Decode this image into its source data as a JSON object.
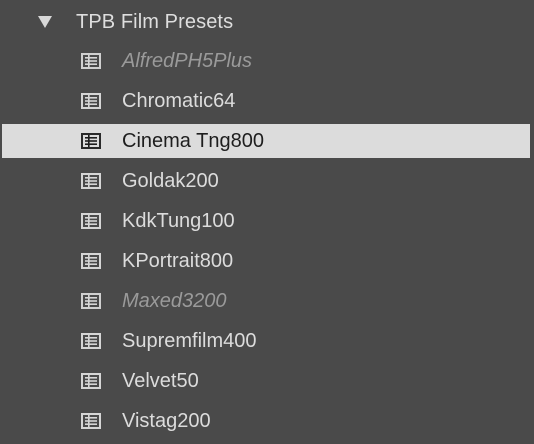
{
  "group": {
    "label": "TPB Film Presets",
    "expanded": true,
    "icon": "disclosure-triangle-down-icon"
  },
  "presets": [
    {
      "label": "AlfredPH5Plus",
      "state": "disabled",
      "icon": "preset-icon"
    },
    {
      "label": "Chromatic64",
      "state": "normal",
      "icon": "preset-icon"
    },
    {
      "label": "Cinema Tng800",
      "state": "selected",
      "icon": "preset-icon"
    },
    {
      "label": "Goldak200",
      "state": "normal",
      "icon": "preset-icon"
    },
    {
      "label": "KdkTung100",
      "state": "normal",
      "icon": "preset-icon"
    },
    {
      "label": "KPortrait800",
      "state": "normal",
      "icon": "preset-icon"
    },
    {
      "label": "Maxed3200",
      "state": "disabled",
      "icon": "preset-icon"
    },
    {
      "label": "Supremfilm400",
      "state": "normal",
      "icon": "preset-icon"
    },
    {
      "label": "Velvet50",
      "state": "normal",
      "icon": "preset-icon"
    },
    {
      "label": "Vistag200",
      "state": "normal",
      "icon": "preset-icon"
    }
  ],
  "colors": {
    "panel_background": "#4a4a4a",
    "text": "#dcdcdc",
    "disabled_text": "#9a9a9a",
    "selection_background": "#dcdcdc",
    "selection_text": "#1e1e1e"
  }
}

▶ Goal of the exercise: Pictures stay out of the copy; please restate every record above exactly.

▶ Answer for this exercise:
Decode this image into its source data as a JSON object.
{
  "group": {
    "label": "TPB Film Presets",
    "expanded": true,
    "icon": "disclosure-triangle-down-icon"
  },
  "presets": [
    {
      "label": "AlfredPH5Plus",
      "state": "disabled",
      "icon": "preset-icon"
    },
    {
      "label": "Chromatic64",
      "state": "normal",
      "icon": "preset-icon"
    },
    {
      "label": "Cinema Tng800",
      "state": "selected",
      "icon": "preset-icon"
    },
    {
      "label": "Goldak200",
      "state": "normal",
      "icon": "preset-icon"
    },
    {
      "label": "KdkTung100",
      "state": "normal",
      "icon": "preset-icon"
    },
    {
      "label": "KPortrait800",
      "state": "normal",
      "icon": "preset-icon"
    },
    {
      "label": "Maxed3200",
      "state": "disabled",
      "icon": "preset-icon"
    },
    {
      "label": "Supremfilm400",
      "state": "normal",
      "icon": "preset-icon"
    },
    {
      "label": "Velvet50",
      "state": "normal",
      "icon": "preset-icon"
    },
    {
      "label": "Vistag200",
      "state": "normal",
      "icon": "preset-icon"
    }
  ],
  "colors": {
    "panel_background": "#4a4a4a",
    "text": "#dcdcdc",
    "disabled_text": "#9a9a9a",
    "selection_background": "#dcdcdc",
    "selection_text": "#1e1e1e"
  }
}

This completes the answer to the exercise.